Some flowers will release a milk-like sap from their cut end after being harvested. This is the case with balloon flowers, and the sap can quickly fowl the fresh water in your cut flower arrangements. The best way to prevent this is to sear the cut stem with a lit match after harvest.
Speaking of harvesting, the best time to harvest flowers is early in the morning. Cut the stems at an angle, bring your flowers indoors, and get them into cool water quickly.
Pull off any leaves that might touch the water to prevent bacterial growth.
Change the water in the vase every other day or so and add more flower food each time. Mix 2 tablespoons white vinegar and 2 tablespoons sugar per quart of water to make your own flower food.
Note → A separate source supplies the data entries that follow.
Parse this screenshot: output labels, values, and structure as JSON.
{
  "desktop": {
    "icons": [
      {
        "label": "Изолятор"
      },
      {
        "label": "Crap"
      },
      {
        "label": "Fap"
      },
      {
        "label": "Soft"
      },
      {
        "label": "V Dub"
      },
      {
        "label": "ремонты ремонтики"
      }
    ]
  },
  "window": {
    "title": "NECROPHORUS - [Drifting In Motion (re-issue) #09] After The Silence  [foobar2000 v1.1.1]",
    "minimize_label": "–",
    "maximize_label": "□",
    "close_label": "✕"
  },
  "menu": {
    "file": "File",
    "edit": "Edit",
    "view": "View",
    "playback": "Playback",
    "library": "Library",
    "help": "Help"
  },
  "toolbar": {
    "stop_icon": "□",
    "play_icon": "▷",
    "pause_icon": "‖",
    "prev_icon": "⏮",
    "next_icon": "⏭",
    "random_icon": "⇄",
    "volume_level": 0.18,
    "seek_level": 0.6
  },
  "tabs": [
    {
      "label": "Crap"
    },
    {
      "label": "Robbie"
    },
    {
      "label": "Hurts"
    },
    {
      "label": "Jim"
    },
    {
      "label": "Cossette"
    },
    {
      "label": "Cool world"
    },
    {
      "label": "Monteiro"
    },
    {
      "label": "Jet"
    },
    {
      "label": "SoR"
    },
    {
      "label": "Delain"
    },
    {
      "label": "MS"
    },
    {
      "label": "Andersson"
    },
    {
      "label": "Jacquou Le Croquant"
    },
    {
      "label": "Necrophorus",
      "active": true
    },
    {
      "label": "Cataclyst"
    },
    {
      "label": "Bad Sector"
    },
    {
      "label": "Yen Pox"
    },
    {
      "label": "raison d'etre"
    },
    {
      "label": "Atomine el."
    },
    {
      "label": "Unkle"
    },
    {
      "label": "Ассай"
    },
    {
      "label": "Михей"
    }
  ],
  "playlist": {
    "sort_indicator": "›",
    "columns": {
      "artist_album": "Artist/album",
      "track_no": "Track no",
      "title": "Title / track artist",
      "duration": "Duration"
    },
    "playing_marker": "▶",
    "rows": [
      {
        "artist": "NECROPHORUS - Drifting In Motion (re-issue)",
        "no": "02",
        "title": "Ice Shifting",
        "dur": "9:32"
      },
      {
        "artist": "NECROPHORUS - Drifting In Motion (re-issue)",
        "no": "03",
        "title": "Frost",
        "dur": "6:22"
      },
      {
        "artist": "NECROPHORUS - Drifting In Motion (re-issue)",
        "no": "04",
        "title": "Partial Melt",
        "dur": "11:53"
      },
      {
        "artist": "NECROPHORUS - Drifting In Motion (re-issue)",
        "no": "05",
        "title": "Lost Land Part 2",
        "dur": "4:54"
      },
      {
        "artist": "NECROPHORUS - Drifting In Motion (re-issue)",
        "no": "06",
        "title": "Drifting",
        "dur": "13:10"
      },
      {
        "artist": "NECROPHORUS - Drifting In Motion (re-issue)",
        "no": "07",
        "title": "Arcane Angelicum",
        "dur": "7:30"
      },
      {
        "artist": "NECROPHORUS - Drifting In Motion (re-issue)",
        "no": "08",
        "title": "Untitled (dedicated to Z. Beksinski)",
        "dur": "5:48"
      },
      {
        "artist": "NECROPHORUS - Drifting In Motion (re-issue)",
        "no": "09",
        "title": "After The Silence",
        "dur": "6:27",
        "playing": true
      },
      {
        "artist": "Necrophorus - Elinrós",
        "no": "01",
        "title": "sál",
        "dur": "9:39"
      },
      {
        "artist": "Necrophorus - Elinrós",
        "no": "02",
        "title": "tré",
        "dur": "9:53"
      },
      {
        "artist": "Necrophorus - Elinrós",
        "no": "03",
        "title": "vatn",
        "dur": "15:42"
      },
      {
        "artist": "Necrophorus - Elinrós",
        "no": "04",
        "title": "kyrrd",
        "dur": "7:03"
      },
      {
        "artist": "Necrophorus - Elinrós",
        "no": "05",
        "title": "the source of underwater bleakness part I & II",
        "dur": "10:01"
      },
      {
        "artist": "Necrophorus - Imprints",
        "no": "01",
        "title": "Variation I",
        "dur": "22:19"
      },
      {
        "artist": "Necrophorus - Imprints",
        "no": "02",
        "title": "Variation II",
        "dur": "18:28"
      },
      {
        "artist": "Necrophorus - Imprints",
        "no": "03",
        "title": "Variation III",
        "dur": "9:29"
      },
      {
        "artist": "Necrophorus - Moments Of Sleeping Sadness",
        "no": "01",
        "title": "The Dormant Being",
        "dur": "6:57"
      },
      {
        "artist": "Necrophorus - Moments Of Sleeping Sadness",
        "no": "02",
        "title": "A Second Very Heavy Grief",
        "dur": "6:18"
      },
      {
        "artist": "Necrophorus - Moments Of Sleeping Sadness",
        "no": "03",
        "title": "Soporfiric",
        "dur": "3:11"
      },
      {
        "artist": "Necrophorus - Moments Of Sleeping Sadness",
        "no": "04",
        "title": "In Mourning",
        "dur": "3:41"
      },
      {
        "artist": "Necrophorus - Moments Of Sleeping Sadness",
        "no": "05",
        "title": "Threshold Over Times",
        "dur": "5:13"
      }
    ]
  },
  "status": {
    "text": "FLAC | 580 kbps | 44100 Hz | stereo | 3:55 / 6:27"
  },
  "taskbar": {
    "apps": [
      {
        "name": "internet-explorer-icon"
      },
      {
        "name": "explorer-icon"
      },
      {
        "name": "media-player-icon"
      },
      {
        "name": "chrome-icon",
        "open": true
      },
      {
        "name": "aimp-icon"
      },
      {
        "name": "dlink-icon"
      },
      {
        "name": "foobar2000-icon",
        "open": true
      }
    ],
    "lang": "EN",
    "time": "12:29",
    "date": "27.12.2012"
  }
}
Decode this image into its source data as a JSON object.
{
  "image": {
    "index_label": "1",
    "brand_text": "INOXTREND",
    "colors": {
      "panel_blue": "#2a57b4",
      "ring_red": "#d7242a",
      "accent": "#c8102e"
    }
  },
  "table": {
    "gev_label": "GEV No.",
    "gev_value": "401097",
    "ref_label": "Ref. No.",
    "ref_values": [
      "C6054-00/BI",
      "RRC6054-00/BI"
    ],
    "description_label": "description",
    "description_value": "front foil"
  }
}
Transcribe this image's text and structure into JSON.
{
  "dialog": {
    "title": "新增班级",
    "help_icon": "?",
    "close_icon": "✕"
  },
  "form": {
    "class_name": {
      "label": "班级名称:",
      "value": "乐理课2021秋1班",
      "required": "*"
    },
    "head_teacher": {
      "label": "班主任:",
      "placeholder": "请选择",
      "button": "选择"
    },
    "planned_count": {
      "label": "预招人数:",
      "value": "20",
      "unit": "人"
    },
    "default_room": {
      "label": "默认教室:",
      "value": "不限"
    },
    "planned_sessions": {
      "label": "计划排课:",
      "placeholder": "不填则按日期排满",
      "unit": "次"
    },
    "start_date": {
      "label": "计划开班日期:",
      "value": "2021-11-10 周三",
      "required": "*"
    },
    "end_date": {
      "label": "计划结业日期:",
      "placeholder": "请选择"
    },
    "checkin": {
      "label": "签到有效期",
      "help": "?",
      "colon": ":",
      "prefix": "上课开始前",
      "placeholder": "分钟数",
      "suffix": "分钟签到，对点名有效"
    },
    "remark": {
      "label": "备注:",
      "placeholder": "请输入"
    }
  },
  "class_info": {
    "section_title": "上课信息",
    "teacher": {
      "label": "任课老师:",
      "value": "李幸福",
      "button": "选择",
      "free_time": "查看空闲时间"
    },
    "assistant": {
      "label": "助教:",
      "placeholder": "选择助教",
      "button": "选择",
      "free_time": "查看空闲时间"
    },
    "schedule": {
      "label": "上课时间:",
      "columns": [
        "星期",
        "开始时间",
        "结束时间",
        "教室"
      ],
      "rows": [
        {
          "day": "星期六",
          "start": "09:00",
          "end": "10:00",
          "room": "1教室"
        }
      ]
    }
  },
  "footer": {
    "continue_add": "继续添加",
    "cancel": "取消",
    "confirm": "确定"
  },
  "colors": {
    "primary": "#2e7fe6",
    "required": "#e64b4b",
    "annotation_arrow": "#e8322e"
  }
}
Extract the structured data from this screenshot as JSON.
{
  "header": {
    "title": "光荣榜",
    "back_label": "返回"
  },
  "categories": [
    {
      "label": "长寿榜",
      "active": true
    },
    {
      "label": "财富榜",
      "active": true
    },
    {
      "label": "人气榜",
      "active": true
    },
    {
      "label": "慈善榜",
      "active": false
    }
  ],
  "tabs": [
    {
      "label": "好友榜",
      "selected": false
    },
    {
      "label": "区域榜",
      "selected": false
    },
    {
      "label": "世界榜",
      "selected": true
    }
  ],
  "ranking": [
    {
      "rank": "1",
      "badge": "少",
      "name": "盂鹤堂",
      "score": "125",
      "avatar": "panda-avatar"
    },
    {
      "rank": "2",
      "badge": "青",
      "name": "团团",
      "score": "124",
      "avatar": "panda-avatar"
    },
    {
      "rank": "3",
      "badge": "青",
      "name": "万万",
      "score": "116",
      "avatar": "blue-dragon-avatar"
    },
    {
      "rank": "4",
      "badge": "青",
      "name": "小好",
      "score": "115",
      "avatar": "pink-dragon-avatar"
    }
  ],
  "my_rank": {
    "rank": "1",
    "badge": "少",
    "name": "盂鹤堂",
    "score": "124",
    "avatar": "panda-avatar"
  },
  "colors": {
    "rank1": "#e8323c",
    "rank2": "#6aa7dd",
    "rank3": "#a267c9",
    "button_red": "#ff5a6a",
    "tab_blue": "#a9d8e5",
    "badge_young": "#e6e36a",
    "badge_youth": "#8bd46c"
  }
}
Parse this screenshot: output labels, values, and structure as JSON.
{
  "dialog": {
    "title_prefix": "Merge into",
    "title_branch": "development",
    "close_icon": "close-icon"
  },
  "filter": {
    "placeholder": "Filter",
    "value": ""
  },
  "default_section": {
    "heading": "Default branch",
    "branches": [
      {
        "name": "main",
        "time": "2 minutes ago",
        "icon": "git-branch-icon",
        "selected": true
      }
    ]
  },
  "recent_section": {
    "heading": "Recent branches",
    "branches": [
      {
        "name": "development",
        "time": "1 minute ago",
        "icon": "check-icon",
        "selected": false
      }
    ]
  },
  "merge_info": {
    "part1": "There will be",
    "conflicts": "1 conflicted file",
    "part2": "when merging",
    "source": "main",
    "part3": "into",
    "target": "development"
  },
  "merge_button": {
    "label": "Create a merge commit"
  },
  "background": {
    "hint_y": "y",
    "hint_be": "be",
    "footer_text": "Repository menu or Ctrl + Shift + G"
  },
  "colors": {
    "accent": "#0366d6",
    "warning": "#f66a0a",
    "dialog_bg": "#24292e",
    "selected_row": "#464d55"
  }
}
If you notice a bloom is wilting, you can perk it up by sticking the bottom of the stem in boiling water for a few minutes before putting it back in cool water.
The Best Perennial Flowers for Texas Heat
Let’s say you want to add more perennial flowers to your landscape and you don’t necessarily care about their merits as cut flowers. You just want them to look beautiful in your beds.
Here are a few great options that thrive during our hot summers:
- Texas lantana
- Texas sage (an evergreen shrub that produces beautiful pinkish-purple blooms)
- cape plumbago
- pentas (will need to overwinter indoors)
Most of the flowers I listed for cut flowers will also continue to bloom and thrive even into our hottest months, especially if they’re well-established in your landscape already. The exception, as I noted, is calendula, which really prefers cooler weather.
Strawflowers, mealy sage, and echinacea in particular never seem to be bothered by heat.
When in doubt, look for plants that are native to our area, like Texas lantana. Native plants need less water and care than plants from other parts of the world. They’re built Texas tough.
I hope you’re inspired to fill your yards (or balconies) with color. Choosing plants with blooms you can bring indoors as cut flowers is just a bonus!